Nineteenth-Century Canadian Prostitution Law: Reflection of a Discriminatory Society, Social History/Histoire sociale 18 (1985): 387-423.
The History of nineteenth-century Canadian Law reveals that legislators and social reformers took three distinct approaches to the problem of prostitution. They attempted to regulate the trade in sexuality through a Canadian Contagious Diseases Act which sought to control venereal disease in prostitutes. They attempted to prohibit the commercial sale of sex through systematic criminal enactments meant to abolish all features of prostitution, from the selling and buying of sexual services to the procuring, pimping and profiteering from the business.

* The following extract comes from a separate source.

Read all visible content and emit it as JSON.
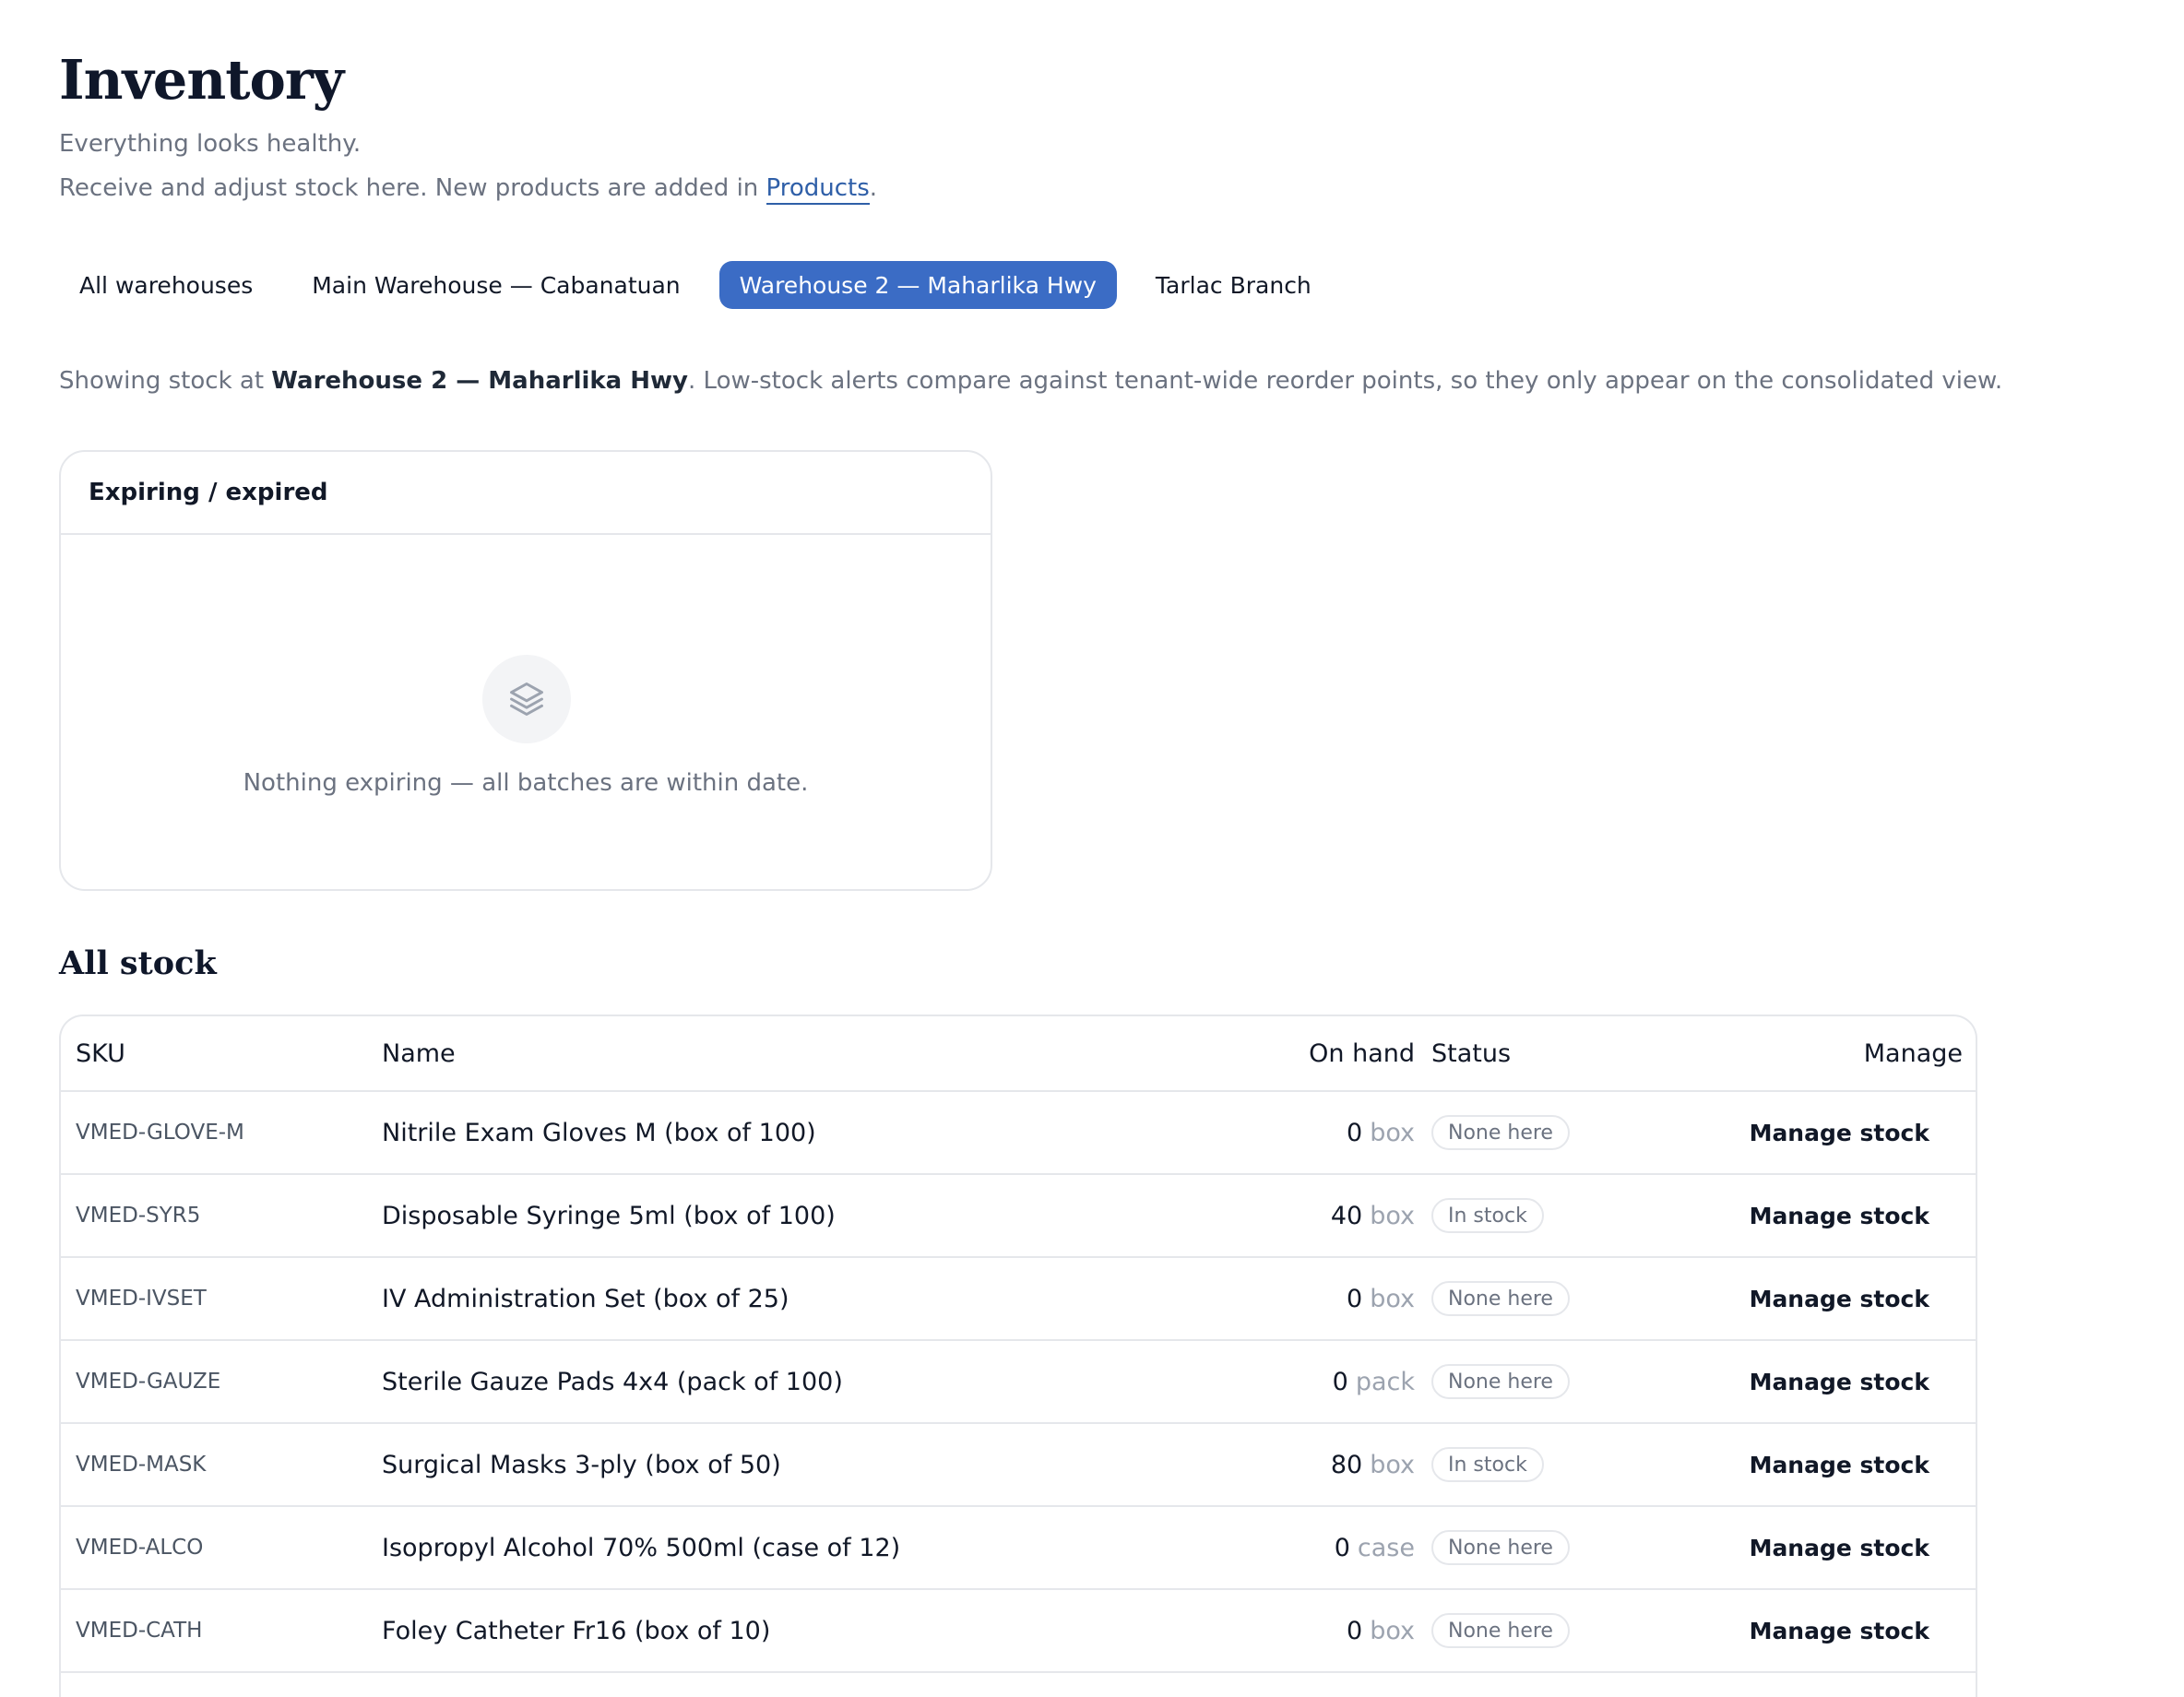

They attempted to rehabilitate prostitutes and would-be prostitutes by establishing asylums, women's prisons and juvenile detention institutions. None of these approaches was ultimately successful and each worked substantial injustice upon individual prostitutes. Discrimination on the basis of class, race, ethnic origin and sex featured predominantly in the formulation and application of each approach, and served as a hallmark of the Canadian legal response to prostitution.

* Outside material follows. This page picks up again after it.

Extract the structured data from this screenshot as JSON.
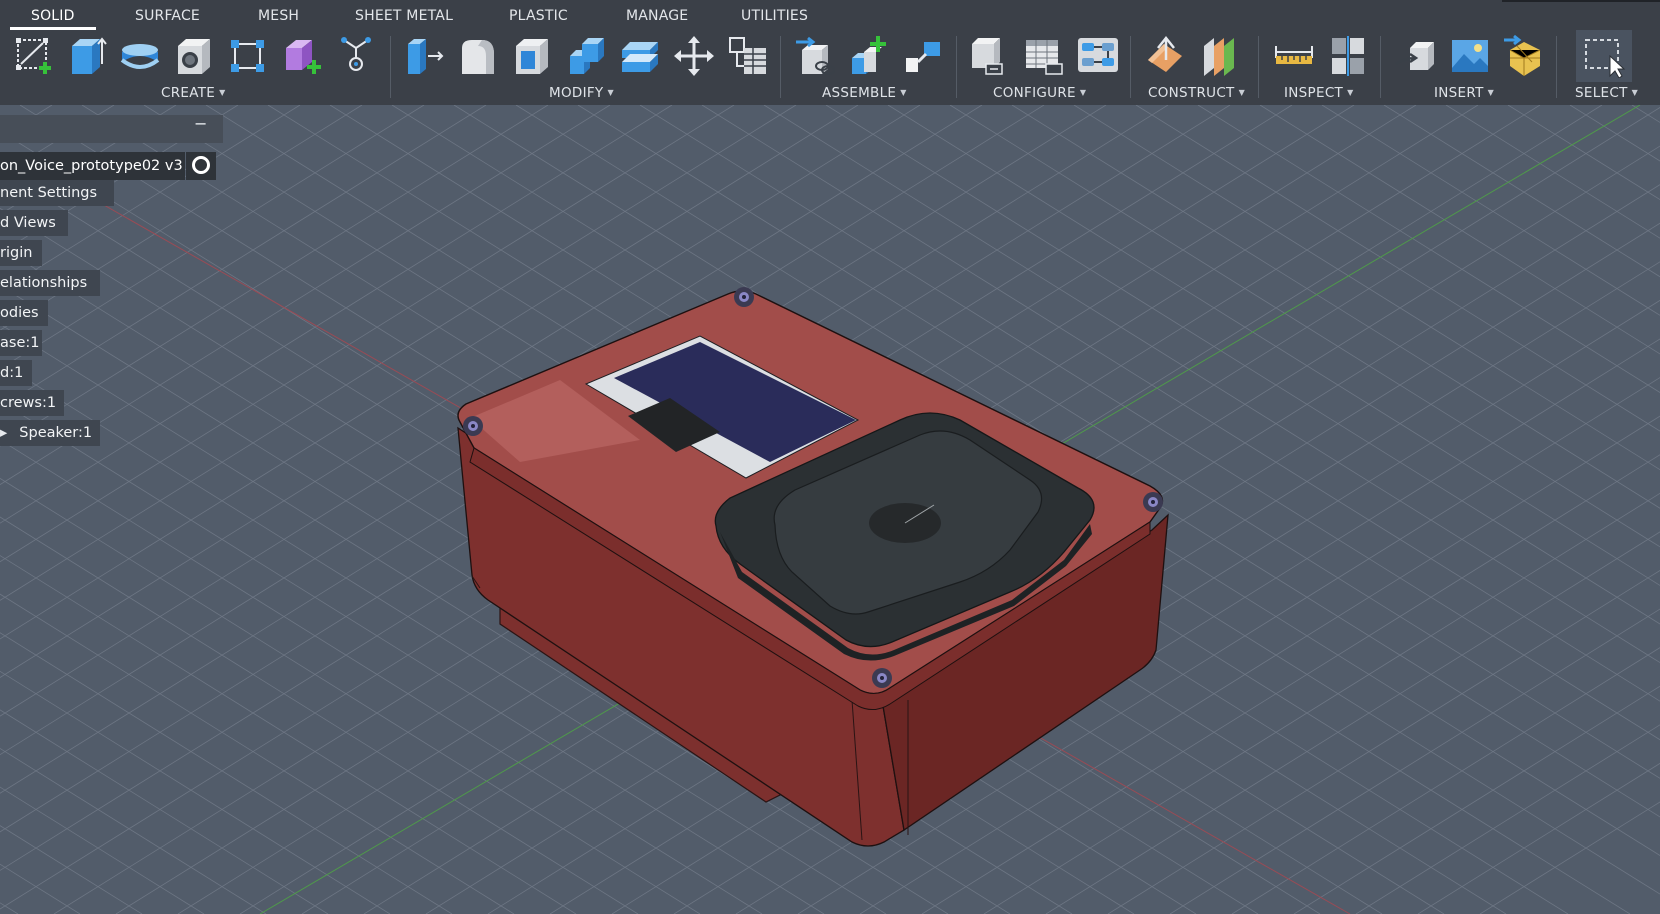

Involuntary Motherhood: Abortion, Birth Control and the Law in Nineteenth-Century Canada, Windsor Yearbook of Access to Justice, 3 (1983): 61-130.
Professor Backhouse suggests that before the nineteenth century abortions and birth control were largely considered private matters. However, beginning in the early nineteenth century and continuing until the Criminal Code of 1892 there were several waves of legislation which Professor Backhouse traces and analyses that made abortions and birth control crimes. She also explores court cases dealing with abortions during that century ad compares them with prosecutions for infanticide during the same period. Taking as her point of departure the burden that unwanted pregnancies could be for women, particularly the poor and unmarried or unhappily married, Professor Backhouse argues that much of the evidence suggests that the legislation was passed, not as a response to any upsurge in public opinion, but as a result of a determined group of male physicians who wished to assert monopoly control over a profession they were struggling to create.